**Task**
Using the word "date" as the filter, copy each matching line from the records.

**Data supplied**
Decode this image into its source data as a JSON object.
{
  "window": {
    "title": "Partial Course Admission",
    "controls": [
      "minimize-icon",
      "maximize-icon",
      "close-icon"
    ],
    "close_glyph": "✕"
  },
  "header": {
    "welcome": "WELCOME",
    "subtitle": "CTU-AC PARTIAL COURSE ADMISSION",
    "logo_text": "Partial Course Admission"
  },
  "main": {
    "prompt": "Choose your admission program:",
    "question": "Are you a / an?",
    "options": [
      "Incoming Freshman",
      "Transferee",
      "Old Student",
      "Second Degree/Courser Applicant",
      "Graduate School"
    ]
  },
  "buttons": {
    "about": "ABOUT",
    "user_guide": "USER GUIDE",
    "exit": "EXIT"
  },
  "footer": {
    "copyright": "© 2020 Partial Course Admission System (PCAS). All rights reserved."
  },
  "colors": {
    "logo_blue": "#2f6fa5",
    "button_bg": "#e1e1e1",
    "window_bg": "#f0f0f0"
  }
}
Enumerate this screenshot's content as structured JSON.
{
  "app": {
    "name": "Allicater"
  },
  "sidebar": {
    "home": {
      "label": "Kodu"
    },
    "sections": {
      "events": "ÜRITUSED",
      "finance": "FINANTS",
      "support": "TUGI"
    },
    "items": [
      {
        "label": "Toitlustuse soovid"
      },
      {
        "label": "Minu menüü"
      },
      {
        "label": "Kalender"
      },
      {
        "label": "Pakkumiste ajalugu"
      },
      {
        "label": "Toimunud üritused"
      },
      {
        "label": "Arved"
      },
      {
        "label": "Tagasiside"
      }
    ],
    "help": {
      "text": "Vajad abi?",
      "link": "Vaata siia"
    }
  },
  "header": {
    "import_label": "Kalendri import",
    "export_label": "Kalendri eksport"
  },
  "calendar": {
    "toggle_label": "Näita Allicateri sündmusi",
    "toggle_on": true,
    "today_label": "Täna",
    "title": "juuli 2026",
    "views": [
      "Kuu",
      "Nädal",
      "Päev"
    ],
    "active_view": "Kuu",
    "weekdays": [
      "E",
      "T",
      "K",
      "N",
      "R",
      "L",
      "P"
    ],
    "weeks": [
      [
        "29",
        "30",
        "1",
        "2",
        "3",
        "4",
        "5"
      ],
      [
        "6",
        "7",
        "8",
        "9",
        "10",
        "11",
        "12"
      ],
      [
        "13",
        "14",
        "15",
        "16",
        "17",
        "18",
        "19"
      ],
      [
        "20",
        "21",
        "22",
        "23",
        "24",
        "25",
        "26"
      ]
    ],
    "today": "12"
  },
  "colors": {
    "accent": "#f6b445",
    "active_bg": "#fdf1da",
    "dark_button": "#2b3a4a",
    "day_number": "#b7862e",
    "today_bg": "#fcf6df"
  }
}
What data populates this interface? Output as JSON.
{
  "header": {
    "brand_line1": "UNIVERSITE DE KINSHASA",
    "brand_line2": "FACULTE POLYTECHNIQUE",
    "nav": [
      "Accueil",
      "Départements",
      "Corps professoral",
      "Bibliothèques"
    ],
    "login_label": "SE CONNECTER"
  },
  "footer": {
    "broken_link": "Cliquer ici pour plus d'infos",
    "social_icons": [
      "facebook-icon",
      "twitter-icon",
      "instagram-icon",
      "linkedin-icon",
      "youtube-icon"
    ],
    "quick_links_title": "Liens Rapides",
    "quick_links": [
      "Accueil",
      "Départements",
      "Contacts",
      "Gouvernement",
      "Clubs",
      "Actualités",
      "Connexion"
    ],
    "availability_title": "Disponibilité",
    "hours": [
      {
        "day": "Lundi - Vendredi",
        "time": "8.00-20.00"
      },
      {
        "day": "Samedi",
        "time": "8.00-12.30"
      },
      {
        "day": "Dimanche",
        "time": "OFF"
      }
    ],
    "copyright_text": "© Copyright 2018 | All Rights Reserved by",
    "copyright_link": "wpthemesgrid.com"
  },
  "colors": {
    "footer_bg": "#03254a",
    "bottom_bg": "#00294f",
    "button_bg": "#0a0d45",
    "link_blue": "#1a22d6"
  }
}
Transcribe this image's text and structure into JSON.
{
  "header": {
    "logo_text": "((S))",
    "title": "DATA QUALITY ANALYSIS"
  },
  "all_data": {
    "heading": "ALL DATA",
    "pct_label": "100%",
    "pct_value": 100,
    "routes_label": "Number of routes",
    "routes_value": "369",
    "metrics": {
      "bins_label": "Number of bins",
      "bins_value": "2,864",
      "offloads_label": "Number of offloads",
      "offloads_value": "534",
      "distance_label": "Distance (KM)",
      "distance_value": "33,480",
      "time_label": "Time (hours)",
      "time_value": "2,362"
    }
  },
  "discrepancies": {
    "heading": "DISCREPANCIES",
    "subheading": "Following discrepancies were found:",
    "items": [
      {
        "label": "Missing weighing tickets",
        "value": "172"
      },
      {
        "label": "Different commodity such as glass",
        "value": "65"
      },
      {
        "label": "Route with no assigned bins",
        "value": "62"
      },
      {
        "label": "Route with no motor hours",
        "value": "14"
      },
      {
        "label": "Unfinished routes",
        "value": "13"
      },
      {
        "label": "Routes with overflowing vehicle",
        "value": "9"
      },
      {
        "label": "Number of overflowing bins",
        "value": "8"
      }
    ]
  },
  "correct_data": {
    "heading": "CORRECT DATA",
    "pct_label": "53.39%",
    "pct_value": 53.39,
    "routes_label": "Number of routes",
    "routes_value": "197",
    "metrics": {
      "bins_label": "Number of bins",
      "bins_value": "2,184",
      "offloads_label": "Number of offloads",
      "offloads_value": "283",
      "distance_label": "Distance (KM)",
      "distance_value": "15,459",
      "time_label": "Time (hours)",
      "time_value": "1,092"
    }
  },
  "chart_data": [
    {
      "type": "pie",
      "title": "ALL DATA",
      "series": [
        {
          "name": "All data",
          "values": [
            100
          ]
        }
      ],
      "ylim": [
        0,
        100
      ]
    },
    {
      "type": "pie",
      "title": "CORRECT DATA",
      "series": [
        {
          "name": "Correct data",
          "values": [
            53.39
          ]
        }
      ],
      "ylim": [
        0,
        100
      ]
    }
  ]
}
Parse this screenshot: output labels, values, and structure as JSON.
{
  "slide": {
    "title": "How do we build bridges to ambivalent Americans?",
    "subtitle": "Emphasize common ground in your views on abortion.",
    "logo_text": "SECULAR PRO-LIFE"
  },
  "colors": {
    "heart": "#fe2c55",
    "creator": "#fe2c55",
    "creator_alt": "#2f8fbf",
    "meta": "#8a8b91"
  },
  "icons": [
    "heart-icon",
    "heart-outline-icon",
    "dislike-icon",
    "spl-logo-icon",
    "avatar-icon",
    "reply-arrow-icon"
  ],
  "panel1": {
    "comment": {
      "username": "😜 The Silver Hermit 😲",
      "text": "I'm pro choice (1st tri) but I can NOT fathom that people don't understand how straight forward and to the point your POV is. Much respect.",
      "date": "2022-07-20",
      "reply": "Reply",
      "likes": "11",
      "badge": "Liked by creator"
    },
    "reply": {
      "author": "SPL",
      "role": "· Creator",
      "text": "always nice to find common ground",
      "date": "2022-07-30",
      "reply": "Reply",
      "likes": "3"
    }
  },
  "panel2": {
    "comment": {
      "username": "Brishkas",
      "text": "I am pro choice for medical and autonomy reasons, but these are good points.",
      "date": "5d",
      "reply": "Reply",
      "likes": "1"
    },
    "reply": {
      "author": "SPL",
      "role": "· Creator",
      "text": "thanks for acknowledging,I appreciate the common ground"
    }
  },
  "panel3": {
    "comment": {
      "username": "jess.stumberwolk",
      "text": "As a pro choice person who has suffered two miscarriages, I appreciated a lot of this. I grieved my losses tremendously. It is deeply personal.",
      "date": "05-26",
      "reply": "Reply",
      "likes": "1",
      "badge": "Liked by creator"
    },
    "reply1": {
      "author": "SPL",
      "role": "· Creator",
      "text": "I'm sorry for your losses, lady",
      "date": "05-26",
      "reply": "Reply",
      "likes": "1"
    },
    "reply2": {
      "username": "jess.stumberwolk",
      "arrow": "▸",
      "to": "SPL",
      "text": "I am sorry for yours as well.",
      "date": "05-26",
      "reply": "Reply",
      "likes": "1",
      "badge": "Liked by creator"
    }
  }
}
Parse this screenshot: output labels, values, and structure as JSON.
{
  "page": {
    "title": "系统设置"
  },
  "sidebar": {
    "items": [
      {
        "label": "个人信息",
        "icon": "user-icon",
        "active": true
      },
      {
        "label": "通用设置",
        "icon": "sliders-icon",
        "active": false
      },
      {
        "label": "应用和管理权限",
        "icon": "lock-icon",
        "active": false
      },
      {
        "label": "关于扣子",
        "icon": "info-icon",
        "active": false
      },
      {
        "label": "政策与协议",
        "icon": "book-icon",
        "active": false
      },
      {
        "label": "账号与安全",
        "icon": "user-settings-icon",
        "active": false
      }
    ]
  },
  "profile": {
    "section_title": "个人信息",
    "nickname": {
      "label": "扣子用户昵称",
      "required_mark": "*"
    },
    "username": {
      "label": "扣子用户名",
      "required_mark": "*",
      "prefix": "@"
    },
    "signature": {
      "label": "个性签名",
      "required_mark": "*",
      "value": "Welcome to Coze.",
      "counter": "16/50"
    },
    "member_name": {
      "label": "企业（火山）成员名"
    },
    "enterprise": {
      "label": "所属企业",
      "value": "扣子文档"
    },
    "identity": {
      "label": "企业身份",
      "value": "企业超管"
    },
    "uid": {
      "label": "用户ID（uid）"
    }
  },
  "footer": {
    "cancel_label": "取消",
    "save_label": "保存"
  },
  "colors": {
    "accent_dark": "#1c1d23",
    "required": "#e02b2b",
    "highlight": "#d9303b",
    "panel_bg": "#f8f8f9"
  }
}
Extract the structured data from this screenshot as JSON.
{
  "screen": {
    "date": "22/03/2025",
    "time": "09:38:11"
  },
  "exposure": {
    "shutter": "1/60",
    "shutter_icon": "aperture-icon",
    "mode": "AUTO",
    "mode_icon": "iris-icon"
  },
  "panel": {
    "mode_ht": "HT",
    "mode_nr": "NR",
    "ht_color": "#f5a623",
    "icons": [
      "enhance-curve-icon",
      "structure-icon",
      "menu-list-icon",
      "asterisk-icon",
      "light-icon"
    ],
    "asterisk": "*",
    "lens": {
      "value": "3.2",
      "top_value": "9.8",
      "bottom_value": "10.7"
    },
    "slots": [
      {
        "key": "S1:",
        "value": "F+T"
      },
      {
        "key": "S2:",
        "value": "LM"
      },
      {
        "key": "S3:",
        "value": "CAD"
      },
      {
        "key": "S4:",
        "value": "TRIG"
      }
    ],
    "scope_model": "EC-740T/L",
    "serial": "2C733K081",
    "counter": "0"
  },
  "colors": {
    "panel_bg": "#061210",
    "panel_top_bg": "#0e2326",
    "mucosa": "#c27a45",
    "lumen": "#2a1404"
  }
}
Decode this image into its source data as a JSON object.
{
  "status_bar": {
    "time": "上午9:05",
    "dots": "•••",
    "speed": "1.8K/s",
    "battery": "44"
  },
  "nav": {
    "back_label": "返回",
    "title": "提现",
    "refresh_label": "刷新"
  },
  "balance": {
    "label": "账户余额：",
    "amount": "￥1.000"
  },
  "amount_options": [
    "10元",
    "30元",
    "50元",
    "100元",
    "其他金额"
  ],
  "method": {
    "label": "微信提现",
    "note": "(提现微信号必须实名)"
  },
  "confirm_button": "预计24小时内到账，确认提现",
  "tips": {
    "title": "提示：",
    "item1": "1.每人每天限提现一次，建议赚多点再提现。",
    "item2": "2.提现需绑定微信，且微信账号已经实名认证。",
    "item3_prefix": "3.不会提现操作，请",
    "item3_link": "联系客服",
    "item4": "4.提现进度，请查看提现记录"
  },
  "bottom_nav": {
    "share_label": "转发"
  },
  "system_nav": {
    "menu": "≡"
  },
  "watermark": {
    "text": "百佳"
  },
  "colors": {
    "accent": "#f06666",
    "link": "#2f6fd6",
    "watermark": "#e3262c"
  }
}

**Solution**
      "date": "2022-07-20",
      "date": "2022-07-30",
      "date": "5d",
      "date": "05-26",
      "date": "05-26",
      "date": "05-26",
    "date": "22/03/2025",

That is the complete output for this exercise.